Eisegesis (from the Greek root εις, meaning into, in, among) is the process of misinterpreting a text in such a way that it introduce one's own ideas, reading into the text. This is best understood when contrasted with
exegesis. While exegesis draws out the meaning from the text, eisegesis occurs when a reader reads his/her interpretation into the text. As a result, exegesis tends to be objective when employed effectively while eisegesis is regarded as highly subjective. An individual who practices eisegesis is known as an "eisegete," as someone who practices exegesis is known as an "exegete". The term eisegete is often used in a mildly derogatory fashion.
Eisegesis in biblical study
While exegesis attempts to determine the historical context within which a particular verse exists - the so-called "Sitz im Leben" or life setting - eisegetes often neglect this aspect of biblical study.
In the field of
biblical exegesisscholars take great care to avoid eisegesis. In this field, eisegesis is regarded as "poor exegesis."

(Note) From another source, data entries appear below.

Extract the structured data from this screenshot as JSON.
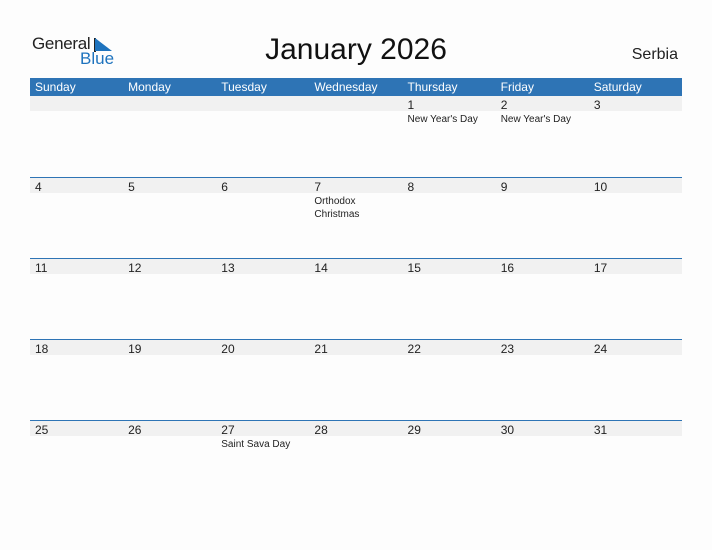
{
  "logo": {
    "general": "General",
    "blue": "Blue"
  },
  "title": "January 2026",
  "country": "Serbia",
  "colors": {
    "accent": "#2e74b5",
    "band": "#f1f1f1"
  },
  "weekdays": [
    "Sunday",
    "Monday",
    "Tuesday",
    "Wednesday",
    "Thursday",
    "Friday",
    "Saturday"
  ],
  "weeks": [
    [
      {
        "day": "",
        "event": ""
      },
      {
        "day": "",
        "event": ""
      },
      {
        "day": "",
        "event": ""
      },
      {
        "day": "",
        "event": ""
      },
      {
        "day": "1",
        "event": "New Year's Day"
      },
      {
        "day": "2",
        "event": "New Year's Day"
      },
      {
        "day": "3",
        "event": ""
      }
    ],
    [
      {
        "day": "4",
        "event": ""
      },
      {
        "day": "5",
        "event": ""
      },
      {
        "day": "6",
        "event": ""
      },
      {
        "day": "7",
        "event": "Orthodox Christmas"
      },
      {
        "day": "8",
        "event": ""
      },
      {
        "day": "9",
        "event": ""
      },
      {
        "day": "10",
        "event": ""
      }
    ],
    [
      {
        "day": "11",
        "event": ""
      },
      {
        "day": "12",
        "event": ""
      },
      {
        "day": "13",
        "event": ""
      },
      {
        "day": "14",
        "event": ""
      },
      {
        "day": "15",
        "event": ""
      },
      {
        "day": "16",
        "event": ""
      },
      {
        "day": "17",
        "event": ""
      }
    ],
    [
      {
        "day": "18",
        "event": ""
      },
      {
        "day": "19",
        "event": ""
      },
      {
        "day": "20",
        "event": ""
      },
      {
        "day": "21",
        "event": ""
      },
      {
        "day": "22",
        "event": ""
      },
      {
        "day": "23",
        "event": ""
      },
      {
        "day": "24",
        "event": ""
      }
    ],
    [
      {
        "day": "25",
        "event": ""
      },
      {
        "day": "26",
        "event": ""
      },
      {
        "day": "27",
        "event": "Saint Sava Day"
      },
      {
        "day": "28",
        "event": ""
      },
      {
        "day": "29",
        "event": ""
      },
      {
        "day": "30",
        "event": ""
      },
      {
        "day": "31",
        "event": ""
      }
    ]
  ]
}
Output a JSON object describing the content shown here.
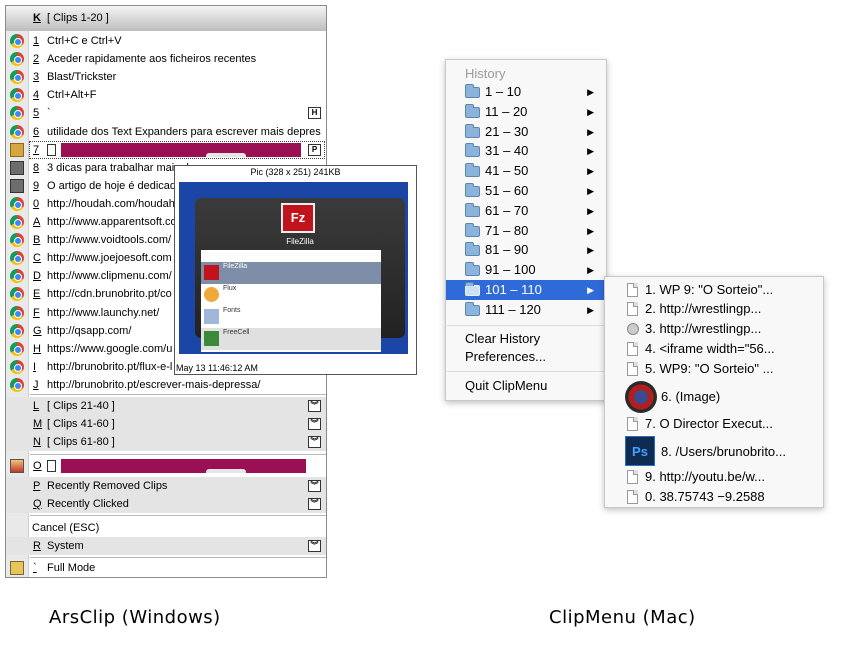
{
  "arsclip": {
    "header": {
      "key": "K",
      "label": "[ Clips 1-20 ]"
    },
    "clips": [
      {
        "key": "1",
        "text": "Ctrl+C e Ctrl+V",
        "icon": "chrome-icon"
      },
      {
        "key": "2",
        "text": "Aceder rapidamente aos ficheiros recentes",
        "icon": "chrome-icon"
      },
      {
        "key": "3",
        "text": "Blast/Trickster",
        "icon": "chrome-icon"
      },
      {
        "key": "4",
        "text": "Ctrl+Alt+F",
        "icon": "chrome-icon"
      },
      {
        "key": "5",
        "text": "`",
        "icon": "chrome-icon",
        "badge": "H"
      },
      {
        "key": "6",
        "text": "utilidade dos Text Expanders para escrever mais depres",
        "icon": "chrome-icon"
      },
      {
        "key": "7",
        "text": "",
        "icon": "folder-icon",
        "badge": "P"
      },
      {
        "key": "8",
        "text": "3 dicas para trabalhar mais depressa",
        "icon": "picture-icon"
      },
      {
        "key": "9",
        "text": "O artigo de hoje é dedicado",
        "icon": "picture-icon"
      },
      {
        "key": "0",
        "text": "http://houdah.com/houdahS",
        "icon": "chrome-icon"
      },
      {
        "key": "A",
        "text": "http://www.apparentsoft.co",
        "icon": "chrome-icon"
      },
      {
        "key": "B",
        "text": "http://www.voidtools.com/",
        "icon": "chrome-icon"
      },
      {
        "key": "C",
        "text": "http://www.joejoesoft.com",
        "icon": "chrome-icon"
      },
      {
        "key": "D",
        "text": "http://www.clipmenu.com/",
        "icon": "chrome-icon"
      },
      {
        "key": "E",
        "text": "http://cdn.brunobrito.pt/co",
        "icon": "chrome-icon"
      },
      {
        "key": "F",
        "text": "http://www.launchy.net/",
        "icon": "chrome-icon"
      },
      {
        "key": "G",
        "text": "http://qsapp.com/",
        "icon": "chrome-icon"
      },
      {
        "key": "H",
        "text": "https://www.google.com/u",
        "icon": "chrome-icon"
      },
      {
        "key": "I",
        "text": "http://brunobrito.pt/flux-e-l",
        "icon": "chrome-icon"
      },
      {
        "key": "J",
        "text": "http://brunobrito.pt/escrever-mais-depressa/",
        "icon": "chrome-icon"
      }
    ],
    "groups": [
      {
        "key": "L",
        "label": "[ Clips 21-40 ]"
      },
      {
        "key": "M",
        "label": "[ Clips 41-60 ]"
      },
      {
        "key": "N",
        "label": "[ Clips 61-80 ]"
      }
    ],
    "pinned": {
      "key": "O"
    },
    "extra": [
      {
        "key": "P",
        "label": "Recently Removed Clips"
      },
      {
        "key": "Q",
        "label": "Recently Clicked"
      }
    ],
    "cancel": "Cancel   (ESC)",
    "system": {
      "key": "R",
      "label": "System"
    },
    "fullmode": {
      "key": "`",
      "label": "Full Mode"
    },
    "preview": {
      "title": "Pic (328 x 251) 241KB",
      "footer": "May 13 11:46:12 AM",
      "app_name": "FileZilla",
      "logo": "Fz",
      "rows": [
        "FileZilla",
        "Flux",
        "Fonts",
        "FreeCell"
      ]
    }
  },
  "clipmenu": {
    "history_label": "History",
    "ranges": [
      "1 – 10",
      "11 – 20",
      "21 – 30",
      "31 – 40",
      "41 – 50",
      "51 – 60",
      "61 – 70",
      "71 – 80",
      "81 – 90",
      "91 – 100",
      "101 – 110",
      "111 – 120"
    ],
    "clear_history": "Clear History",
    "preferences": "Preferences...",
    "quit": "Quit ClipMenu",
    "submenu": [
      "1. WP 9: \"O Sorteio\"...",
      "2. http://wrestlingp...",
      "3. http://wrestlingp...",
      "4. <iframe width=\"56...",
      "5. WP9: \"O Sorteio\" ...",
      "6. (Image)",
      "7. O Director Execut...",
      "8. /Users/brunobrito...",
      "9. http://youtu.be/w...",
      "0. 38.75743 −9.2588"
    ]
  },
  "captions": {
    "left": "ArsClip (Windows)",
    "right": "ClipMenu (Mac)"
  }
}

While some denominations and scholars denounce biblical eisegesis, many Christians are known to employ it - albeit inadvertently - as part of their own
experiential theology. Modern evangelical scholars accuse liberal protestantsof practicing biblical eisegesis, while Mainline scholars accuse fundamentalists of practicing eisegesis. Catholics say that all Protestants engage in eisegesis, because the Bible can be correctly understood only through the lens of Holy Traditionas handed down by the institutional Church.Fact|date=October 2007 Jews counter that all Christians practice eisegesis when they read the Hebrew Bible as a book about Jesus.Fact|date=May 2007
Exactly what constitutes eisegesis remains a source of debate among theologians, but most scholars agree about the importance of determining the authorial intentions. Still, to determine the author's intent can often be difficult, especially for books which were written anonymously.
"Exegesis, Biblical" Erwin Fahlbusch and Geoffrey William Bromiley, The Encyclopedia of Christianity (Grand Rapids, Mich.; Leiden, Netherlands: Wm. B. Eerdmans; Brill, 1999-2003). 2:237.
Wikimedia Foundation. 2010.